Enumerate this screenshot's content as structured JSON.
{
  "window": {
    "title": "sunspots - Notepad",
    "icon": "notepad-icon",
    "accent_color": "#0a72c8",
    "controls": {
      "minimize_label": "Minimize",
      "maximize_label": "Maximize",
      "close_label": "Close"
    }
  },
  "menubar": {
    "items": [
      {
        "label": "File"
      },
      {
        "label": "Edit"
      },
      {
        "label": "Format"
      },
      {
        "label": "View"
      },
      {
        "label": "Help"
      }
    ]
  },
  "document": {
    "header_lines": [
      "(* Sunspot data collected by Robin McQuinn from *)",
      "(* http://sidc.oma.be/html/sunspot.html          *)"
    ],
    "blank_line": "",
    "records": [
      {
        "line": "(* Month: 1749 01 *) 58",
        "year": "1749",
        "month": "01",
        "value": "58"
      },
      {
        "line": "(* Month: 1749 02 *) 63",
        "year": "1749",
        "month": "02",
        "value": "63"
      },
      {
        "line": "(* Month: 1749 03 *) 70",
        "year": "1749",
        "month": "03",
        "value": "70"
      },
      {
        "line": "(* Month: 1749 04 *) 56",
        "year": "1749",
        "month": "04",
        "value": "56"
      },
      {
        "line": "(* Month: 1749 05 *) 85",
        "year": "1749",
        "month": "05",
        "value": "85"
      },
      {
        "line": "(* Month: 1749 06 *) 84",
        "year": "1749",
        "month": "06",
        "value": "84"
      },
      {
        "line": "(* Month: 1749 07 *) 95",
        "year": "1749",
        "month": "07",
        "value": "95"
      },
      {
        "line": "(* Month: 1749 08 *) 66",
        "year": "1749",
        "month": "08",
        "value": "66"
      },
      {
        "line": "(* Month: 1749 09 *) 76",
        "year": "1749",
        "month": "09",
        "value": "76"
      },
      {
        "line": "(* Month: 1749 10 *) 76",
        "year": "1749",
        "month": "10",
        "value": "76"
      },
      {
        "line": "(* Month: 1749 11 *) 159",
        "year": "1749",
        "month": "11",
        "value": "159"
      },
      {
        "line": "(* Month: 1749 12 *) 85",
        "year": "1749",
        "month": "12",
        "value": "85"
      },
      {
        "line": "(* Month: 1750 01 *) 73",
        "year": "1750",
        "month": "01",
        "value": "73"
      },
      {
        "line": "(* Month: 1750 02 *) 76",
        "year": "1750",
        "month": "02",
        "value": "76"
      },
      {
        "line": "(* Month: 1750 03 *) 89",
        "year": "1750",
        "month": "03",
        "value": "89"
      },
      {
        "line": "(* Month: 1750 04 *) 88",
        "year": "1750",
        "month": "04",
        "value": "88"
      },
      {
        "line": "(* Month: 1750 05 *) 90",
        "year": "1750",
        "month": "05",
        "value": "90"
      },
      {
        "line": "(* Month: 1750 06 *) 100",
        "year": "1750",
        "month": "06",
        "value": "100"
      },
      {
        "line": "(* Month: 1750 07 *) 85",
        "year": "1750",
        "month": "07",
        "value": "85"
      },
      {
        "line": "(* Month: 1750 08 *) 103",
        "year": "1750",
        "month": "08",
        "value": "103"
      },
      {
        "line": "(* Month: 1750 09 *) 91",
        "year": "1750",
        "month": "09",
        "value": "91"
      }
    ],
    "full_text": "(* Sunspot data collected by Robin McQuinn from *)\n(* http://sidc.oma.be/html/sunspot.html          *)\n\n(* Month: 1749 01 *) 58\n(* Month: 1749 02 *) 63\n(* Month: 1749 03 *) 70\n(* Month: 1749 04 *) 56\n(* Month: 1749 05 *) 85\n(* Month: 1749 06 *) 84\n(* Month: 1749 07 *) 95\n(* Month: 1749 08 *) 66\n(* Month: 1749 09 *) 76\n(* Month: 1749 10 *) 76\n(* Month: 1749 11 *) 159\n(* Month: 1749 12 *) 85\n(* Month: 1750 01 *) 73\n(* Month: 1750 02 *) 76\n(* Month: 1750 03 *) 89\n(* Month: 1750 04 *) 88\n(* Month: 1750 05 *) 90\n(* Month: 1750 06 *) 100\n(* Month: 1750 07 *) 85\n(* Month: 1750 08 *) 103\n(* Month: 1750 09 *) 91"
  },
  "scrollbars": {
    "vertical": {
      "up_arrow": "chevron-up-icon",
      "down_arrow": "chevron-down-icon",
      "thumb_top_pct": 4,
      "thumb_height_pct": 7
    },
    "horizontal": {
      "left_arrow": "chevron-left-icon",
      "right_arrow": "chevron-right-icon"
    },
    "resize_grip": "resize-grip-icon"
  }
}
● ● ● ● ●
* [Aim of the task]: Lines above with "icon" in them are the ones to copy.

* [Exercise solution]:
    "icon": "notepad-icon",
      "up_arrow": "chevron-up-icon",
      "down_arrow": "chevron-down-icon",
      "left_arrow": "chevron-left-icon",
      "right_arrow": "chevron-right-icon"
    "resize_grip": "resize-grip-icon"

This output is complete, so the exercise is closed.